Total climbing: 1201m
26.7 km One way
This walk from the Banksia picnic area, to the Strickland Falls, includes a fantastic variety of forest scenery. The falls themselves are often just a trickle, although the scenery in the area makes the walk well worthwhile. The cliff lines and boulders around the falls are interesting and there are pockets of rainforest in the shaded valleys, dominated by cabbage palm trees.
Total climbing: 87m
1.7 km Return
This excellent loop walk combines the Strickland Falls and Cabbage Tree loop walks. The walk starts in the dry eucalypt forest around the Banksia Picnic Area and soon descends into lush green rainforest remnants, filled with ferns and cabbage tree palms. The walk includes some great scenery along the base of the cliff line and around the falls, although the falls themselves are often just a trickle. A great way to see some of the beautiful scenery of the Strickland State Forest.
Total climbing: 221m
3 km Circuit
1 hr 30 mins
A beautiful walk from the Banksia picnic area. This walk starts in the dry eucalypt forest, typical of the hilltops in the area, and descends to areas of lush forest, filled with cabbage tree palms and ferns. Some interesting boulder outcrops and the great variety of vegetation just add to the scenery on this excellent walk.
Total climbing: 115m
1.7 km Circuit
Fire DangerEach park may have its own fire ban, this rating is only valid for today and is based on information from the RFS Please check the RFS Website for more information.
Weather ForestThis walk starts in the Hunter weather district always check the formal BOM forecast or pdf before starting your walk.
Park Information & Alerts
Short URL = http://wild.tl/ytwcvbc
There are other downloads I am still working on.
You will probably need to login to access these — still all free.
* KML (google earth file)
* GPX (GPS file)
Special Maps/ brochures

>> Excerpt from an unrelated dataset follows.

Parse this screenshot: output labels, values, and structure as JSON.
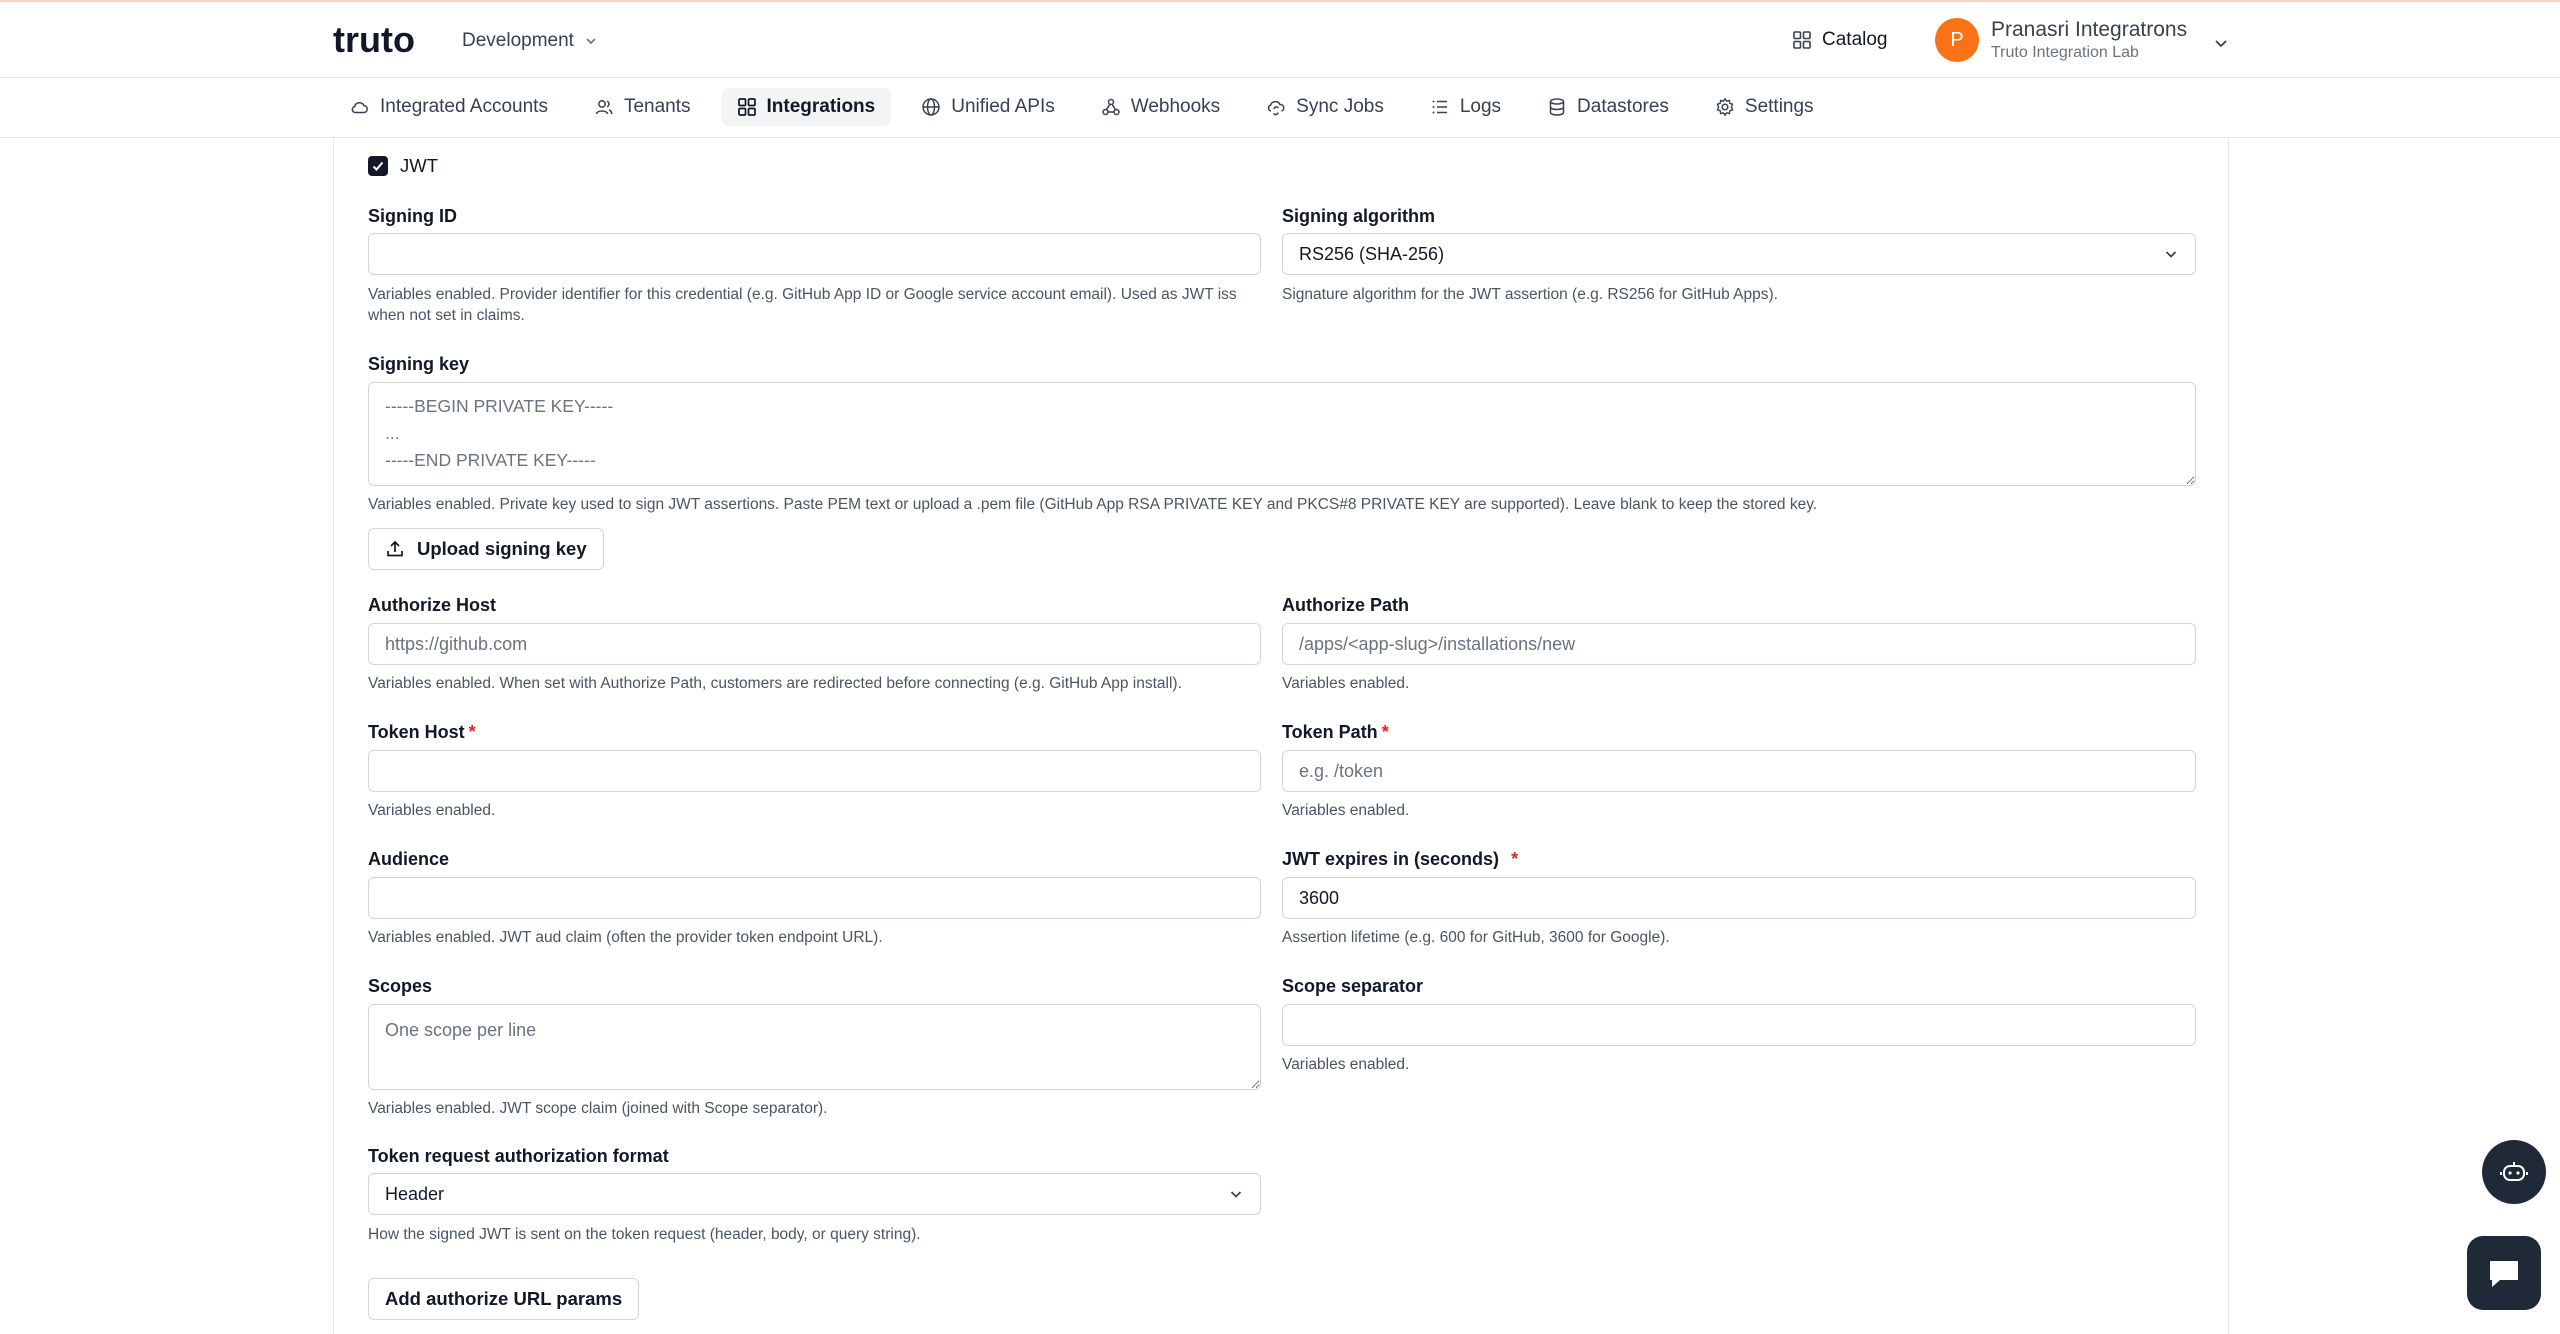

* A3 topo maps
* PDF with Lands Topo map base
* PDF with arial image (and map overlay)
I wanted to get the main site live first, this extra stuff will come in time.